*Activity:* Give back all of the records, exactly and completely.

Data for this task Start Marker

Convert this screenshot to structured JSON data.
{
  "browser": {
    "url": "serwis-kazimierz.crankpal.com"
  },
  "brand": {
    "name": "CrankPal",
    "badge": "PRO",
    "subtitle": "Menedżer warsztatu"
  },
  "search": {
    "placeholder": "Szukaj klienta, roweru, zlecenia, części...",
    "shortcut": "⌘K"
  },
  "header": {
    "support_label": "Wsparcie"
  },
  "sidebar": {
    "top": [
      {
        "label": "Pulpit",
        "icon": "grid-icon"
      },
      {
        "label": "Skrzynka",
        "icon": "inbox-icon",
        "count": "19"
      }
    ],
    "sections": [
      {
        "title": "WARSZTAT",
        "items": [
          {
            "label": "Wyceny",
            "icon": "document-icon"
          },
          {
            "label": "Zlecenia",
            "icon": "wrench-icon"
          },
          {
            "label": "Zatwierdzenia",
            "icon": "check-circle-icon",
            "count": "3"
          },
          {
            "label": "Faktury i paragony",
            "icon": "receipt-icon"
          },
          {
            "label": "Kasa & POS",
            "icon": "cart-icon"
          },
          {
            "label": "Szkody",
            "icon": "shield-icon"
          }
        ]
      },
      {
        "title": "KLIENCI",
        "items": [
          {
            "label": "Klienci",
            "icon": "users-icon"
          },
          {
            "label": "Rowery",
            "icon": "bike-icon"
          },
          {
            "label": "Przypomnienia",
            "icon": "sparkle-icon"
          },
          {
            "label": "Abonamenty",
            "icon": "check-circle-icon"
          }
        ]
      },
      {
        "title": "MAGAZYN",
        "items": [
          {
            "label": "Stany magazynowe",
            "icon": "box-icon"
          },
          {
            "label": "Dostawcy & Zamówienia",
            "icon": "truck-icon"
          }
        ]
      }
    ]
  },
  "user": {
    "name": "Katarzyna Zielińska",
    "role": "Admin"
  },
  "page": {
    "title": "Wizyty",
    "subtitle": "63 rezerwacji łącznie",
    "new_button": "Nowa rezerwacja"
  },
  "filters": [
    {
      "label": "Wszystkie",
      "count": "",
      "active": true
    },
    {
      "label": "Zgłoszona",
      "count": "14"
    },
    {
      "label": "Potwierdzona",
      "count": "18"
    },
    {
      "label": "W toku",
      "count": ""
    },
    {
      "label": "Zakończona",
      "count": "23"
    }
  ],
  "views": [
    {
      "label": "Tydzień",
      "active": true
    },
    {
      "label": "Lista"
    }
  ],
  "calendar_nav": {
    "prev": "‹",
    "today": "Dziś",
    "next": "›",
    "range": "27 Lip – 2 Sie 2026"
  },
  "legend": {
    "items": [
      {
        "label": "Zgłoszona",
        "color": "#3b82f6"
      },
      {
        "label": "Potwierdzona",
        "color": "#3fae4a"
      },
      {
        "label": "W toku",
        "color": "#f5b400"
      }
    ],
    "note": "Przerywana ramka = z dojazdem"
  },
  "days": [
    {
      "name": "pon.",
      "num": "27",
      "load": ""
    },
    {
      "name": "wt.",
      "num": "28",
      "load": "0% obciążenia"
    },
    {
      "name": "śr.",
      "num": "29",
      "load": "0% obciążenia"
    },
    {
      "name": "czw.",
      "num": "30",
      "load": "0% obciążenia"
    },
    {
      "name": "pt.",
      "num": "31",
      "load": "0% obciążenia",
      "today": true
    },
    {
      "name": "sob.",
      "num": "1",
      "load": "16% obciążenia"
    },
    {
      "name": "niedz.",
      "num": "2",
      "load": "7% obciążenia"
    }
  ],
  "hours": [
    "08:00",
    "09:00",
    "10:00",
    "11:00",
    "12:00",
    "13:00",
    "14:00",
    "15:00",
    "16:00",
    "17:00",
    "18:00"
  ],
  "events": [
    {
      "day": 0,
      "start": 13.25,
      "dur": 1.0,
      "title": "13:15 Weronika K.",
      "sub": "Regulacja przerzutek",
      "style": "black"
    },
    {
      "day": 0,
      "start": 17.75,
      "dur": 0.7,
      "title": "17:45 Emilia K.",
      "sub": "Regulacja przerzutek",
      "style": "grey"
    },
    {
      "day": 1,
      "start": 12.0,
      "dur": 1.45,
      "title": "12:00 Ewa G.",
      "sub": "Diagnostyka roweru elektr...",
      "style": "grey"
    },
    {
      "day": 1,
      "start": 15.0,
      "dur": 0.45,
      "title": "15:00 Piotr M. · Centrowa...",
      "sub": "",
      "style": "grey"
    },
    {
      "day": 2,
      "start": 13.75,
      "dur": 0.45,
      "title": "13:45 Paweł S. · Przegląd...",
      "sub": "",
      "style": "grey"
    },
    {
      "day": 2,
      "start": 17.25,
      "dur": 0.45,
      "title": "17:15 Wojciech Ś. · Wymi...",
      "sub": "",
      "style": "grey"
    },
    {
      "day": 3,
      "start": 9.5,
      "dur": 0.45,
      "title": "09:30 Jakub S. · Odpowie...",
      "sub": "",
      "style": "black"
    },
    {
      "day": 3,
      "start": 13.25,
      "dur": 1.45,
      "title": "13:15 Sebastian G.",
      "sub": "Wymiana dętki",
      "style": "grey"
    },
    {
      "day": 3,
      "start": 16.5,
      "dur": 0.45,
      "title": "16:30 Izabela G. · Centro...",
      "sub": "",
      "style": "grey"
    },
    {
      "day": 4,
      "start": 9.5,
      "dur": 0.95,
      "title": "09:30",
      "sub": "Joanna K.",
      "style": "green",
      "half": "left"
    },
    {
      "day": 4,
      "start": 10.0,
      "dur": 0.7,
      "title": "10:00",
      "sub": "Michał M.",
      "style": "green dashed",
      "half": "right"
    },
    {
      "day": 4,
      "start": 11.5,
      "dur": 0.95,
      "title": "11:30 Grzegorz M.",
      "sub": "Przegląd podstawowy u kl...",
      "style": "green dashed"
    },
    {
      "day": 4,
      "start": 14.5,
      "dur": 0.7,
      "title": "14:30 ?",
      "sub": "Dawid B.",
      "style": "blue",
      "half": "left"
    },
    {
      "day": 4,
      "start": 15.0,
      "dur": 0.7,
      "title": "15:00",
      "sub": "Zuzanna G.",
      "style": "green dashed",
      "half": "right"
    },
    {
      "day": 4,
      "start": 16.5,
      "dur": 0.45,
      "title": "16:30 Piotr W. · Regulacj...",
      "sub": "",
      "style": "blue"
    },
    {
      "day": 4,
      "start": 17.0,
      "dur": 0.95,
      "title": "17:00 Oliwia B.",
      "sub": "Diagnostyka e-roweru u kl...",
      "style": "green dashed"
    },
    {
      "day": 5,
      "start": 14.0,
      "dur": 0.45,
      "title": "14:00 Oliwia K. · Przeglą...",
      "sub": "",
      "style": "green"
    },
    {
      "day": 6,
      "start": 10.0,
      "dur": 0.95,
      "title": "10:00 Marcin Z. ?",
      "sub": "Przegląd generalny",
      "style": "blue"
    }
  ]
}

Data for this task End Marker

*Expected answer:*
Convert this screenshot to structured JSON data.
{
  "browser": {
    "url": "serwis-kazimierz.crankpal.com"
  },
  "brand": {
    "name": "CrankPal",
    "badge": "PRO",
    "subtitle": "Menedżer warsztatu"
  },
  "search": {
    "placeholder": "Szukaj klienta, roweru, zlecenia, części...",
    "shortcut": "⌘K"
  },
  "header": {
    "support_label": "Wsparcie"
  },
  "sidebar": {
    "top": [
      {
        "label": "Pulpit",
        "icon": "grid-icon"
      },
      {
        "label": "Skrzynka",
        "icon": "inbox-icon",
        "count": "19"
      }
    ],
    "sections": [
      {
        "title": "WARSZTAT",
        "items": [
          {
            "label": "Wyceny",
            "icon": "document-icon"
          },
          {
            "label": "Zlecenia",
            "icon": "wrench-icon"
          },
          {
            "label": "Zatwierdzenia",
            "icon": "check-circle-icon",
            "count": "3"
          },
          {
            "label": "Faktury i paragony",
            "icon": "receipt-icon"
          },
          {
            "label": "Kasa & POS",
            "icon": "cart-icon"
          },
          {
            "label": "Szkody",
            "icon": "shield-icon"
          }
        ]
      },
      {
        "title": "KLIENCI",
        "items": [
          {
            "label": "Klienci",
            "icon": "users-icon"
          },
          {
            "label": "Rowery",
            "icon": "bike-icon"
          },
          {
            "label": "Przypomnienia",
            "icon": "sparkle-icon"
          },
          {
            "label": "Abonamenty",
            "icon": "check-circle-icon"
          }
        ]
      },
      {
        "title": "MAGAZYN",
        "items": [
          {
            "label": "Stany magazynowe",
            "icon": "box-icon"
          },
          {
            "label": "Dostawcy & Zamówienia",
            "icon": "truck-icon"
          }
        ]
      }
    ]
  },
  "user": {
    "name": "Katarzyna Zielińska",
    "role": "Admin"
  },
  "page": {
    "title": "Wizyty",
    "subtitle": "63 rezerwacji łącznie",
    "new_button": "Nowa rezerwacja"
  },
  "filters": [
    {
      "label": "Wszystkie",
      "count": "",
      "active": true
    },
    {
      "label": "Zgłoszona",
      "count": "14"
    },
    {
      "label": "Potwierdzona",
      "count": "18"
    },
    {
      "label": "W toku",
      "count": ""
    },
    {
      "label": "Zakończona",
      "count": "23"
    }
  ],
  "views": [
    {
      "label": "Tydzień",
      "active": true
    },
    {
      "label": "Lista"
    }
  ],
  "calendar_nav": {
    "prev": "‹",
    "today": "Dziś",
    "next": "›",
    "range": "27 Lip – 2 Sie 2026"
  },
  "legend": {
    "items": [
      {
        "label": "Zgłoszona",
        "color": "#3b82f6"
      },
      {
        "label": "Potwierdzona",
        "color": "#3fae4a"
      },
      {
        "label": "W toku",
        "color": "#f5b400"
      }
    ],
    "note": "Przerywana ramka = z dojazdem"
  },
  "days": [
    {
      "name": "pon.",
      "num": "27",
      "load": ""
    },
    {
      "name": "wt.",
      "num": "28",
      "load": "0% obciążenia"
    },
    {
      "name": "śr.",
      "num": "29",
      "load": "0% obciążenia"
    },
    {
      "name": "czw.",
      "num": "30",
      "load": "0% obciążenia"
    },
    {
      "name": "pt.",
      "num": "31",
      "load": "0% obciążenia",
      "today": true
    },
    {
      "name": "sob.",
      "num": "1",
      "load": "16% obciążenia"
    },
    {
      "name": "niedz.",
      "num": "2",
      "load": "7% obciążenia"
    }
  ],
  "hours": [
    "08:00",
    "09:00",
    "10:00",
    "11:00",
    "12:00",
    "13:00",
    "14:00",
    "15:00",
    "16:00",
    "17:00",
    "18:00"
  ],
  "events": [
    {
      "day": 0,
      "start": 13.25,
      "dur": 1.0,
      "title": "13:15 Weronika K.",
      "sub": "Regulacja przerzutek",
      "style": "black"
    },
    {
      "day": 0,
      "start": 17.75,
      "dur": 0.7,
      "title": "17:45 Emilia K.",
      "sub": "Regulacja przerzutek",
      "style": "grey"
    },
    {
      "day": 1,
      "start": 12.0,
      "dur": 1.45,
      "title": "12:00 Ewa G.",
      "sub": "Diagnostyka roweru elektr...",
      "style": "grey"
    },
    {
      "day": 1,
      "start": 15.0,
      "dur": 0.45,
      "title": "15:00 Piotr M. · Centrowa...",
      "sub": "",
      "style": "grey"
    },
    {
      "day": 2,
      "start": 13.75,
      "dur": 0.45,
      "title": "13:45 Paweł S. · Przegląd...",
      "sub": "",
      "style": "grey"
    },
    {
      "day": 2,
      "start": 17.25,
      "dur": 0.45,
      "title": "17:15 Wojciech Ś. · Wymi...",
      "sub": "",
      "style": "grey"
    },
    {
      "day": 3,
      "start": 9.5,
      "dur": 0.45,
      "title": "09:30 Jakub S. · Odpowie...",
      "sub": "",
      "style": "black"
    },
    {
      "day": 3,
      "start": 13.25,
      "dur": 1.45,
      "title": "13:15 Sebastian G.",
      "sub": "Wymiana dętki",
      "style": "grey"
    },
    {
      "day": 3,
      "start": 16.5,
      "dur": 0.45,
      "title": "16:30 Izabela G. · Centro...",
      "sub": "",
      "style": "grey"
    },
    {
      "day": 4,
      "start": 9.5,
      "dur": 0.95,
      "title": "09:30",
      "sub": "Joanna K.",
      "style": "green",
      "half": "left"
    },
    {
      "day": 4,
      "start": 10.0,
      "dur": 0.7,
      "title": "10:00",
      "sub": "Michał M.",
      "style": "green dashed",
      "half": "right"
    },
    {
      "day": 4,
      "start": 11.5,
      "dur": 0.95,
      "title": "11:30 Grzegorz M.",
      "sub": "Przegląd podstawowy u kl...",
      "style": "green dashed"
    },
    {
      "day": 4,
      "start": 14.5,
      "dur": 0.7,
      "title": "14:30 ?",
      "sub": "Dawid B.",
      "style": "blue",
      "half": "left"
    },
    {
      "day": 4,
      "start": 15.0,
      "dur": 0.7,
      "title": "15:00",
      "sub": "Zuzanna G.",
      "style": "green dashed",
      "half": "right"
    },
    {
      "day": 4,
      "start": 16.5,
      "dur": 0.45,
      "title": "16:30 Piotr W. · Regulacj...",
      "sub": "",
      "style": "blue"
    },
    {
      "day": 4,
      "start": 17.0,
      "dur": 0.95,
      "title": "17:00 Oliwia B.",
      "sub": "Diagnostyka e-roweru u kl...",
      "style": "green dashed"
    },
    {
      "day": 5,
      "start": 14.0,
      "dur": 0.45,
      "title": "14:00 Oliwia K. · Przeglą...",
      "sub": "",
      "style": "green"
    },
    {
      "day": 6,
      "start": 10.0,
      "dur": 0.95,
      "title": "10:00 Marcin Z. ?",
      "sub": "Przegląd generalny",
      "style": "blue"
    }
  ]
}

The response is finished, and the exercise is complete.